Segment Start: PROVIDED MATERIAL

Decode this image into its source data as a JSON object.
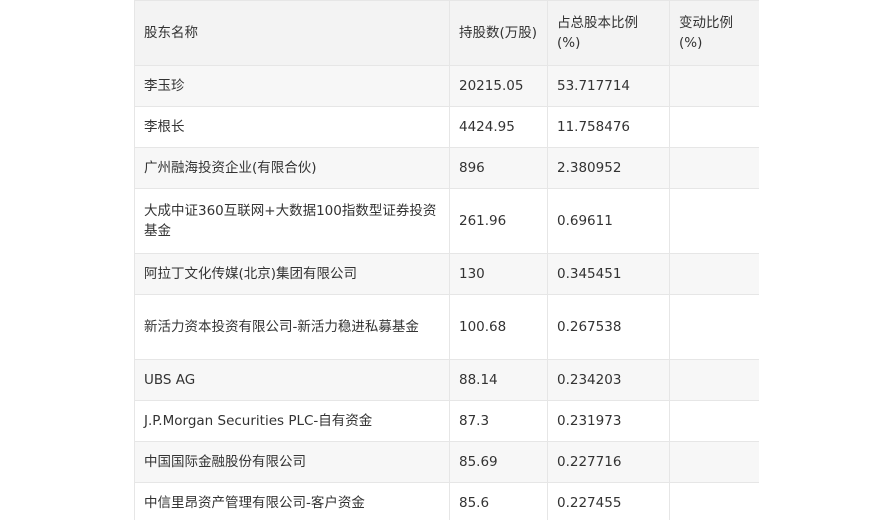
{
  "table": {
    "headers": [
      "股东名称",
      "持股数(万股)",
      "占总股本比例(%)",
      "变动比例(%)"
    ],
    "rows": [
      [
        "李玉珍",
        "20215.05",
        "53.717714",
        ""
      ],
      [
        "李根长",
        "4424.95",
        "11.758476",
        ""
      ],
      [
        "广州融海投资企业(有限合伙)",
        "896",
        "2.380952",
        ""
      ],
      [
        "大成中证360互联网+大数据100指数型证券投资基金",
        "261.96",
        "0.69611",
        ""
      ],
      [
        "阿拉丁文化传媒(北京)集团有限公司",
        "130",
        "0.345451",
        ""
      ],
      [
        "新活力资本投资有限公司-新活力稳进私募基金",
        "100.68",
        "0.267538",
        ""
      ],
      [
        "UBS AG",
        "88.14",
        "0.234203",
        ""
      ],
      [
        "J.P.Morgan Securities PLC-自有资金",
        "87.3",
        "0.231973",
        ""
      ],
      [
        "中国国际金融股份有限公司",
        "85.69",
        "0.227716",
        ""
      ],
      [
        "中信里昂资产管理有限公司-客户资金",
        "85.6",
        "0.227455",
        ""
      ]
    ]
  }
}
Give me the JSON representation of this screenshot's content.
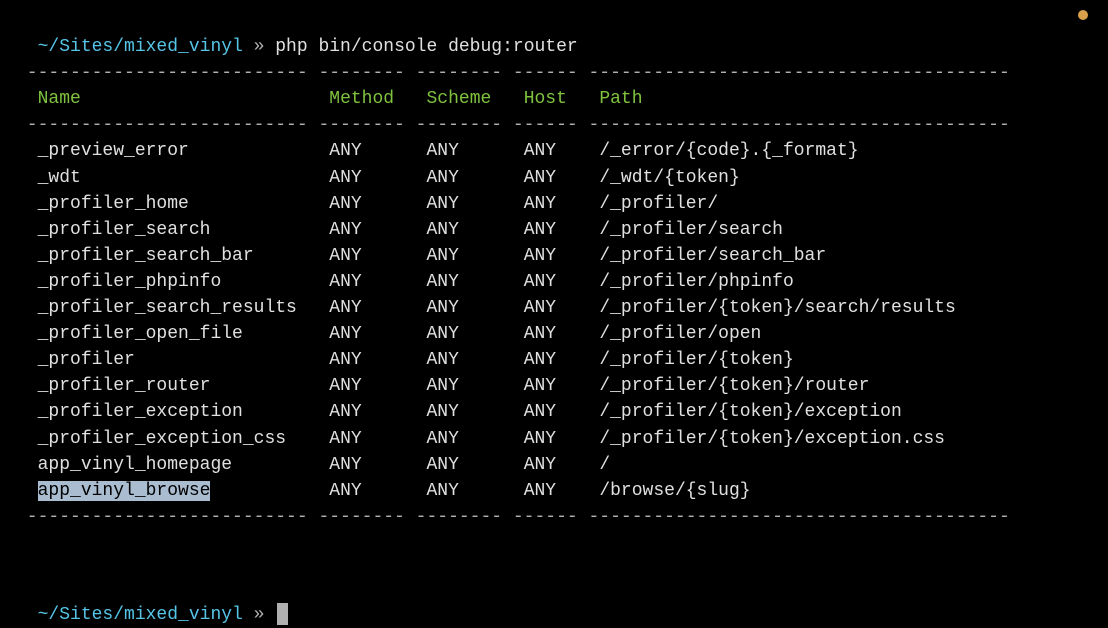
{
  "prompt1": {
    "path": "~/Sites/mixed_vinyl",
    "sep": " » ",
    "cmd": "php bin/console debug:router"
  },
  "dashes": {
    "top": " -------------------------- -------- -------- ------ --------------------------------------- ",
    "mid": " -------------------------- -------- -------- ------ --------------------------------------- ",
    "bottom": " -------------------------- -------- -------- ------ --------------------------------------- "
  },
  "headers": {
    "name": "Name",
    "method": "Method",
    "scheme": "Scheme",
    "host": "Host",
    "path": "Path"
  },
  "routes": [
    {
      "name": "_preview_error",
      "method": "ANY",
      "scheme": "ANY",
      "host": "ANY",
      "path": "/_error/{code}.{_format}",
      "highlight": false
    },
    {
      "name": "_wdt",
      "method": "ANY",
      "scheme": "ANY",
      "host": "ANY",
      "path": "/_wdt/{token}",
      "highlight": false
    },
    {
      "name": "_profiler_home",
      "method": "ANY",
      "scheme": "ANY",
      "host": "ANY",
      "path": "/_profiler/",
      "highlight": false
    },
    {
      "name": "_profiler_search",
      "method": "ANY",
      "scheme": "ANY",
      "host": "ANY",
      "path": "/_profiler/search",
      "highlight": false
    },
    {
      "name": "_profiler_search_bar",
      "method": "ANY",
      "scheme": "ANY",
      "host": "ANY",
      "path": "/_profiler/search_bar",
      "highlight": false
    },
    {
      "name": "_profiler_phpinfo",
      "method": "ANY",
      "scheme": "ANY",
      "host": "ANY",
      "path": "/_profiler/phpinfo",
      "highlight": false
    },
    {
      "name": "_profiler_search_results",
      "method": "ANY",
      "scheme": "ANY",
      "host": "ANY",
      "path": "/_profiler/{token}/search/results",
      "highlight": false
    },
    {
      "name": "_profiler_open_file",
      "method": "ANY",
      "scheme": "ANY",
      "host": "ANY",
      "path": "/_profiler/open",
      "highlight": false
    },
    {
      "name": "_profiler",
      "method": "ANY",
      "scheme": "ANY",
      "host": "ANY",
      "path": "/_profiler/{token}",
      "highlight": false
    },
    {
      "name": "_profiler_router",
      "method": "ANY",
      "scheme": "ANY",
      "host": "ANY",
      "path": "/_profiler/{token}/router",
      "highlight": false
    },
    {
      "name": "_profiler_exception",
      "method": "ANY",
      "scheme": "ANY",
      "host": "ANY",
      "path": "/_profiler/{token}/exception",
      "highlight": false
    },
    {
      "name": "_profiler_exception_css",
      "method": "ANY",
      "scheme": "ANY",
      "host": "ANY",
      "path": "/_profiler/{token}/exception.css",
      "highlight": false
    },
    {
      "name": "app_vinyl_homepage",
      "method": "ANY",
      "scheme": "ANY",
      "host": "ANY",
      "path": "/",
      "highlight": false
    },
    {
      "name": "app_vinyl_browse",
      "method": "ANY",
      "scheme": "ANY",
      "host": "ANY",
      "path": "/browse/{slug}",
      "highlight": true
    }
  ],
  "prompt2": {
    "path": "~/Sites/mixed_vinyl",
    "sep": " » "
  },
  "cols": {
    "name": 27,
    "method": 9,
    "scheme": 9,
    "host": 7
  }
}
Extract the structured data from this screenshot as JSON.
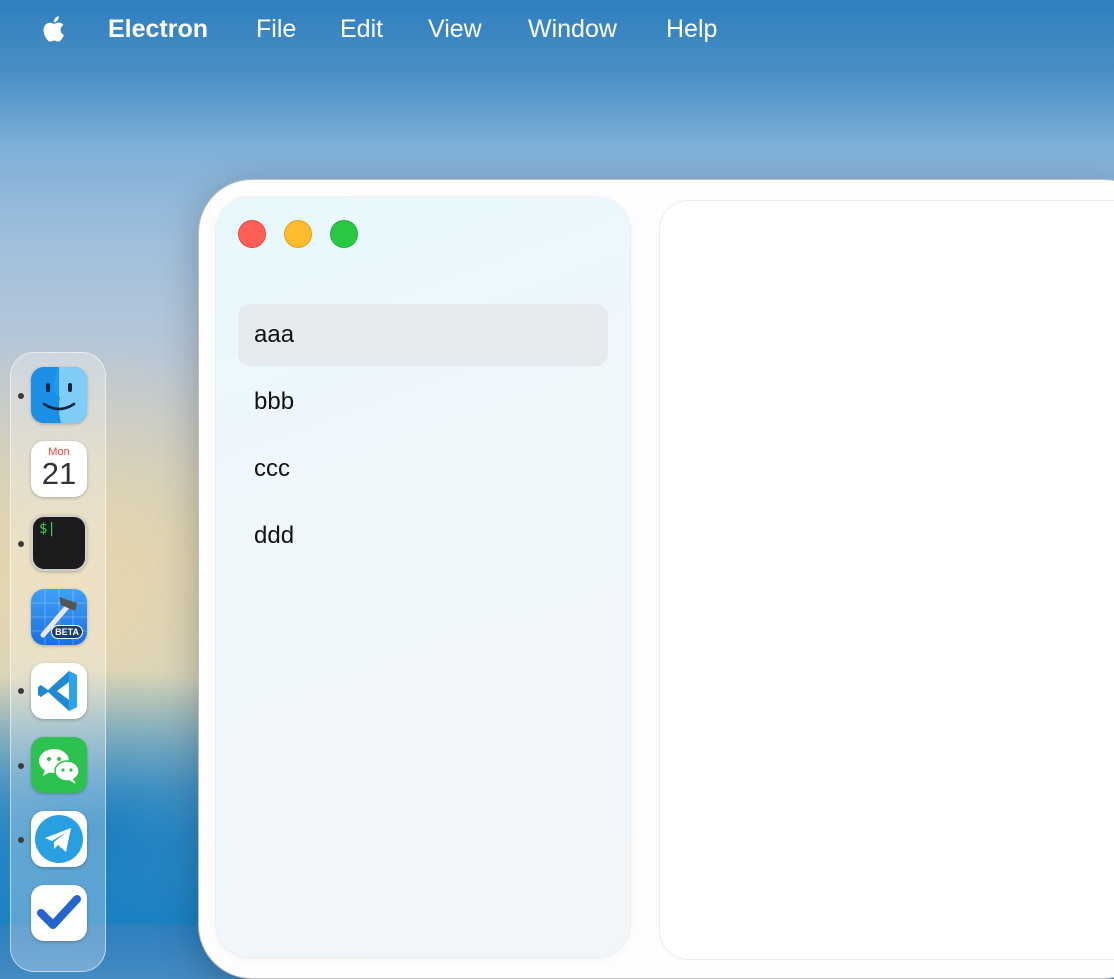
{
  "menubar": {
    "app_name": "Electron",
    "items": [
      "File",
      "Edit",
      "View",
      "Window",
      "Help"
    ]
  },
  "dock": {
    "apps": [
      {
        "icon": "finder-icon",
        "running": true
      },
      {
        "icon": "calendar-icon",
        "running": false,
        "day": "Mon",
        "date": "21"
      },
      {
        "icon": "terminal-icon",
        "running": true,
        "prompt": "$|"
      },
      {
        "icon": "xcode-beta-icon",
        "running": false,
        "badge": "BETA"
      },
      {
        "icon": "vscode-icon",
        "running": true
      },
      {
        "icon": "wechat-icon",
        "running": true
      },
      {
        "icon": "telegram-icon",
        "running": true
      },
      {
        "icon": "todo-icon",
        "running": false
      }
    ]
  },
  "window": {
    "sidebar": {
      "items": [
        {
          "label": "aaa",
          "active": true
        },
        {
          "label": "bbb",
          "active": false
        },
        {
          "label": "ccc",
          "active": false
        },
        {
          "label": "ddd",
          "active": false
        }
      ]
    }
  },
  "colors": {
    "close": "#ff5f57",
    "minimize": "#febc2e",
    "maximize": "#28c840",
    "selected_item": "#e5ebef"
  }
}
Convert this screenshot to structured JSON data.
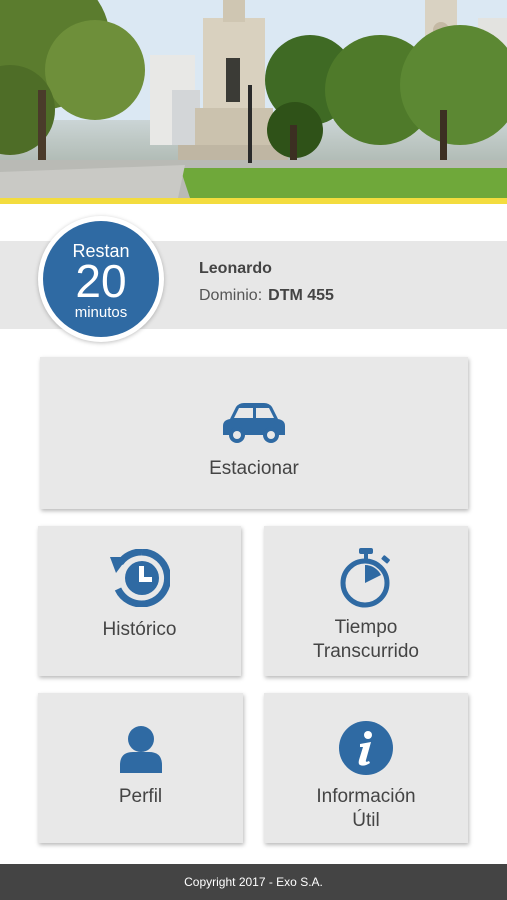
{
  "timer": {
    "top_text": "Restan",
    "value": "20",
    "bottom_text": "minutos"
  },
  "user": {
    "name": "Leonardo",
    "domain_label": "Dominio:",
    "plate": "DTM 455"
  },
  "tiles": {
    "estacionar": {
      "label": "Estacionar",
      "icon": "car-icon"
    },
    "historico": {
      "label": "Histórico",
      "icon": "history-icon"
    },
    "tiempo": {
      "label_line1": "Tiempo",
      "label_line2": "Transcurrido",
      "icon": "stopwatch-icon"
    },
    "perfil": {
      "label": "Perfil",
      "icon": "user-icon"
    },
    "info": {
      "label_line1": "Información",
      "label_line2": "Útil",
      "icon": "info-icon"
    }
  },
  "footer": {
    "text": "Copyright 2017 - Exo S.A."
  },
  "colors": {
    "accent": "#2f6aa3",
    "stripe": "#f3dc3e",
    "tile": "#e8e8e8",
    "footer": "#444444"
  }
}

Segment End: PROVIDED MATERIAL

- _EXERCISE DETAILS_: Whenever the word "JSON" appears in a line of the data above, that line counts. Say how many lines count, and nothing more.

- _RESULT OF THIS TASK_: 4